Type out the entries again, matching each one exactly.

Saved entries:
————————
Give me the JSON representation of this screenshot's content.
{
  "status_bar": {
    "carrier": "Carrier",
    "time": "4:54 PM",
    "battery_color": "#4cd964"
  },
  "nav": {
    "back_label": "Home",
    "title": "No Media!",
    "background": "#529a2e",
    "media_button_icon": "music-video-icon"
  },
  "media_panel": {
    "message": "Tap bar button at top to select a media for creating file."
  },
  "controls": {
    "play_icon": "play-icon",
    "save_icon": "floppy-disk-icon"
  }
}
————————
▶ **RESPONSE AREA**:
Give me the JSON representation of this screenshot's content.
{
  "status_bar": {
    "carrier": "Carrier",
    "time": "4:54 PM",
    "battery_color": "#4cd964"
  },
  "nav": {
    "back_label": "Home",
    "title": "No Media!",
    "background": "#529a2e",
    "media_button_icon": "music-video-icon"
  },
  "media_panel": {
    "message": "Tap bar button at top to select a media for creating file."
  },
  "controls": {
    "play_icon": "play-icon",
    "save_icon": "floppy-disk-icon"
  }
}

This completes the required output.